Bobby Broom holding a guitar
Equity and Inclusion

Events Celebrating Black History and Culture

Attend events that celebrate Black history and culture run by student organizations, cultural centers, colleges and more. Visit the Office of Equity and Inclusion’s events page and select the Black Presence filter.

Forgotten Lives: What They Mean, and Why They’re Important.

Wednesday, Feb. 8, 4 p.m.
Old Chapel

Professor Gretchen Holbrook Gerzina is an internationally acclaimed scholar widely known for her work in British literary and cultural studies. Much of her award-winning work explores for-gotten lives. Most recently, an updated edition of her book Black London was published in the U.K. under the new title Black England: A Forgotten Georgian History, with a foreword by Zadie Smith. Gerzina’s work reaches beyond the field of literary studies and has made significant contributions to scholarship in history, art history, and African American studies. 

Performance: Bobby Broom Trio

Thursday, Feb. 16, 7:30 - 9:30 p.m.
Bowker Auditorium

Hailed by the Chicago Tribune as “offering an object lesson in what an inventive jazz musician can do with a familiar song,” guitarist Bobby Broom has been defying conventions for four decades. After early years touring and playing with such giants as Sonny Rollins, Kenny Burrell, Miles Davis, and Stanley Turrentine, Broom has led and recorded with numerous trios and quartets since the 1990s. Broom was a regular opening act for pop legends Steely Dan. He is a five-time winner for best jazz guitarist in DownBeat magazine’s annual polls.

Commonwealth Honors College Black Heritage Month Celebration: Slavery, Mobility, and the Creolized Counter-Knowledge of Resistance

Wednesday, Feb. 22, 5-6 p.m.
Commonwealth Honors College Events Hall

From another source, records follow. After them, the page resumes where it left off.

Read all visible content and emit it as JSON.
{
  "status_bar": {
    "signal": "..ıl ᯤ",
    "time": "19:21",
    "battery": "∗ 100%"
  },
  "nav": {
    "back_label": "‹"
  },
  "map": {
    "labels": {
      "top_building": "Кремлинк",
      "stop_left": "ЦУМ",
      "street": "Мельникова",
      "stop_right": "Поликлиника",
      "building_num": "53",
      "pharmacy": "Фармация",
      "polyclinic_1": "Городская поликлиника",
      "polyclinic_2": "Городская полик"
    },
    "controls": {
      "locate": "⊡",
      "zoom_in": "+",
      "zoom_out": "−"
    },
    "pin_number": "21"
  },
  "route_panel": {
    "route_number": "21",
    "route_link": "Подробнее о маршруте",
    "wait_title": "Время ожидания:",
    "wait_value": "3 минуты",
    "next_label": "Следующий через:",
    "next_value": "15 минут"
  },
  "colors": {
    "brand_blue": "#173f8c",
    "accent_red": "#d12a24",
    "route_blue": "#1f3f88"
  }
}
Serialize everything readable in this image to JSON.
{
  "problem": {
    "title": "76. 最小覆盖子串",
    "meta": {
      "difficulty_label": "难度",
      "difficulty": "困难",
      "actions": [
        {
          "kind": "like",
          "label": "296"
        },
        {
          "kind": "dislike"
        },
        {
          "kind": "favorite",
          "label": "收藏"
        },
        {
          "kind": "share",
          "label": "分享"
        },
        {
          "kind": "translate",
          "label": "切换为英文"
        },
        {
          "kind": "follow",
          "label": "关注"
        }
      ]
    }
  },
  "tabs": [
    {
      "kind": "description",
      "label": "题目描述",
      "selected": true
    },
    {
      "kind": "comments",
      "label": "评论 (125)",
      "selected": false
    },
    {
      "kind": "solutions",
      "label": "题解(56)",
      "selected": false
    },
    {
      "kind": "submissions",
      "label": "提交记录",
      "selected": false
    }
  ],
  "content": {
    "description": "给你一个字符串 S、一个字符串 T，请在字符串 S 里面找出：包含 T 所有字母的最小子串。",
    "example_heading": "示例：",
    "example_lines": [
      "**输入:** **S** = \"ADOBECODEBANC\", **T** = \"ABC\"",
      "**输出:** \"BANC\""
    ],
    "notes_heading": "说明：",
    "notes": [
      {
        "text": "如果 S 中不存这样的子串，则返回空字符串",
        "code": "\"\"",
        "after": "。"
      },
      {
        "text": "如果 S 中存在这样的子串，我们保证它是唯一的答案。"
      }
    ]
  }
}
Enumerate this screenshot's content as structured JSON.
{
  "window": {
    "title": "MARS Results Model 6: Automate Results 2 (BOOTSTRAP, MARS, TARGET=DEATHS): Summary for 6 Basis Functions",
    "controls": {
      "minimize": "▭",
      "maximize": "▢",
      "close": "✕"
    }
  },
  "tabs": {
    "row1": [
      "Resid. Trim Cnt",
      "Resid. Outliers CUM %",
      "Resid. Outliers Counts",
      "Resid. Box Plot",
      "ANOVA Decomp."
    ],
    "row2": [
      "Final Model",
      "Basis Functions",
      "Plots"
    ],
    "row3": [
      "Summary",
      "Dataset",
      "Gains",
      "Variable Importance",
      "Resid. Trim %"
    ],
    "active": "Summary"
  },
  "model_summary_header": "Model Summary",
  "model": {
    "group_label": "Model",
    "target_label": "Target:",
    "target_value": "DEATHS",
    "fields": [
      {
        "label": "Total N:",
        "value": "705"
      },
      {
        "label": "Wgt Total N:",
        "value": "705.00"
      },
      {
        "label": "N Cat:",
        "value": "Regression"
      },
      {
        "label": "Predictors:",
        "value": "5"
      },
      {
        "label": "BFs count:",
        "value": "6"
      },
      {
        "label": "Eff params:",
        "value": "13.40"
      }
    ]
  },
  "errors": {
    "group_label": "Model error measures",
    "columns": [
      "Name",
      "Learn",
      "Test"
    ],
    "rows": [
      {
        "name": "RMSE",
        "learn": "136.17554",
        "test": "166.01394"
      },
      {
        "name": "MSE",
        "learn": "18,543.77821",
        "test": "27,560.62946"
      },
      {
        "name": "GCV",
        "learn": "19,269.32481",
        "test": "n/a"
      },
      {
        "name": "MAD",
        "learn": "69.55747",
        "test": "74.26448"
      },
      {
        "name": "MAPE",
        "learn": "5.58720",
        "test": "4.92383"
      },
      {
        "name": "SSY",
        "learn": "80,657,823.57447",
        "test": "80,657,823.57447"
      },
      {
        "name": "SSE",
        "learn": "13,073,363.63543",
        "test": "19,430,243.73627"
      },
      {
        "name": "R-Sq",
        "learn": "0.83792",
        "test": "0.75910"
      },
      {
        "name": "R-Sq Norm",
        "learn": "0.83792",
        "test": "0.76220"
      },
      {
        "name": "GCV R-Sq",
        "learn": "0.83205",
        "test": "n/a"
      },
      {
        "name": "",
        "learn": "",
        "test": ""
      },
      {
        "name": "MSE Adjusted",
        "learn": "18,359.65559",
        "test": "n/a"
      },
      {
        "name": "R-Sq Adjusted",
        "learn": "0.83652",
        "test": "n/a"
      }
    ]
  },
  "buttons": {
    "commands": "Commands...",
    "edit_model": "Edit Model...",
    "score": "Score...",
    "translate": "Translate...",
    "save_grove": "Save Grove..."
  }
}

For its Annual Black Heritage Month Celebration, Commonwealth Honors College welcomes groundbreaking presenters who are working at the intersection of art praxis, racial justice, and the embodiment of change as pathways to liberation.

This year's talk will be presented by Charmaine A. Nelson, Provost Professor of Art History in the Department of History of Art and Architecture at UMass Amherst. Nelson's lecture will adopt an extended conceptualization of creolization – the transformation of cultures, societies, and populations within the context of the contact between Europeans, enslaved Africans, and colonized and enslaved Indigenous peoples in the Americas – to explore the intersection of and conflicts between knowledge production, enslaved mobility, and anti-slavery solidarity.

James Baldwin Lecture: None of Us Is Free Unless All Are Free: Anti-Imperialism and the Black Radical Tradition

Thursday, Feb. 23, 6-7:30 p.m.
Bowker Auditorium

From joining with First Nations peoples to contest European settlement to protesting the annexation of foreign territory, the political struggles waged by African Americans have fostered a vibrant Black Radical Tradition consistently opposed to U.S. imperialism. Those drawing on this tradition have not only protested U.S. invasions of other nations as a matter of principle, but also highlighted the interconnections between injustices waged abroad and oppression at home. In doing so, this tradition has often served as the basis for solidarity with those struggling against U.S. imperialism, a solidarity that has helped to inform radical movements here against patriarchy, white supremacy, and capitalist exploitation.  Presented by Bill Fletcher Jr.

Annual Du Bois Lecture: Chad Williams, “The Wounded World: W. E. B. Du Bois and the First World War”

Thursday, Feb. 23, 6-8 p.m.

For nearly two decades, W. E. B. Du Bois attempted to write what he believed would be the definitive history of the African American experience in World War I. In this talk, Chad Williams explores Du Bois’s complex relationship with the history and legacy of World War I and what it reveals about the struggle for democracy, racial justice and peace in the 20th century.

Bright Moments Poetry Nights

Thursday, Feb. 23, March 30, April 27, 6 p.m.
Randolph W. Bromery Center for the Arts Lobby

Hosted by acclaimed performer Lyrical Faith, this new series is dedicated to building the local community of emerging artists while featuring some of the best spoken word poets from the national scene. Lyrical Faith is a Black American educator, activist, and spoken word poet from the Bronx. She is the third-ranked woman poet in the world as of the 2022 Womxn of the World Poetry Slam, an inaugural Bronx Poet Laureate finalist, a two-time recipient of the Bronx Council on the Arts BRIO Award, and the 2015 Syracuse University Poet of the Year. 

Through her poetry, Lyrical Faith strives to inspire, educate and advocate for intersectional and institutional issues by merging the arts and activism from a faith-based worldview.

Second Annual Men of Color Summit

Saturday, Feb. 25

Organized by the UMass Brotherly Union, the Men of Color Summit Conference empowers, educates and motivates our students to strive for excellence in education and in their own communities. Check their instagram page for updates on events and speakers for this year's summit.

Learn more about Black History Month at UMass Amherst.